The only reason to compare the Eizo ColorEdge CG245W to the Acer S231HL--two very different monitors with very different prices--is to show the value that's expected on either end of the price spectrum. With the Eizo, you're paying a lot ($2800!) to get highly accurate color reproduction and the contrast ratio you'd expect for a professional artist or photographer's monitor, but you're also getting a very flexible stand, built-in calibration and color gamut settings, and a screen hood, amongst other praiseworthy features. The Acer S231HL offers none of these things--you get only decent color representation and basic features--but it's also much, much less expensive. And therein it bills itself as an office or home computer for normal, everyday sorts of work.

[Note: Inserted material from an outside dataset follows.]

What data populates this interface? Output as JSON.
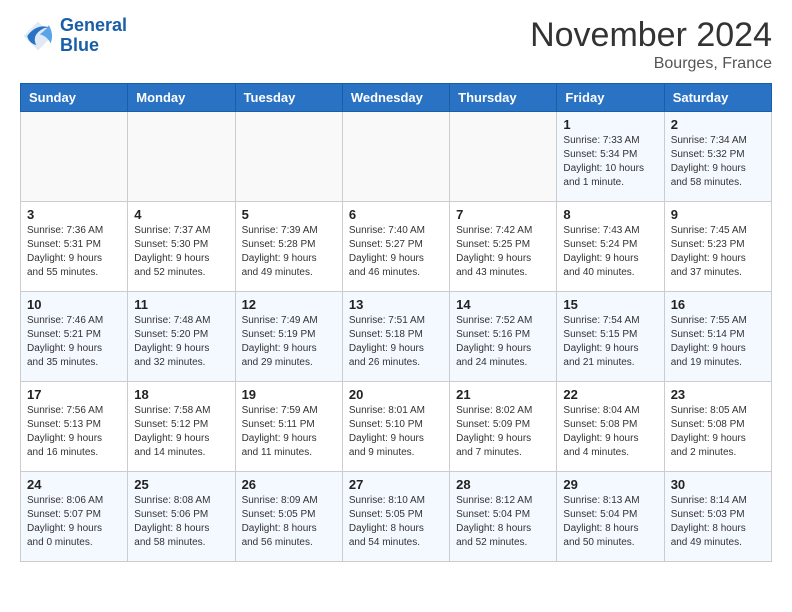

At $150, the Acer S231HL is not an expensive monitor by any stretch of the imagination. It would not be a good idea to invest in this monitor for any reason other than basic, everyday sort of use. For artists and photographers looking for a high-end monitor, it is recommended that you look elsewhere, such as the Eizo ColorEdge CG245W. But for most users who are just looking for a simple, reliable monitor that accurately displays an image (and could also double as a display for a video game system, for instance), the Acer S231HL is fairly priced for the performance that it delivers.
Meet the tester
Lee has been Reviewed's point person for most television and home theater products since 2012. Lee received Level II certification in TV calibration from the Imaging Science Foundation in 2013. As Editor of the Home Theater vertical, Lee oversees reviews of TVs, monitors, soundbars, and Bluetooth speakers. He also reviews headphones, and has a background in music performance.
Checking our work.
We use standardized and scientific testing methods to scrutinize every product and provide you with objectively accurate results. If you’ve found different results in your own research, email us and we’ll compare notes. If it looks substantial, we’ll gladly re-test a product to try and reproduce these results. After all, peer reviews are a critical part of any scientific process.Shoot us an email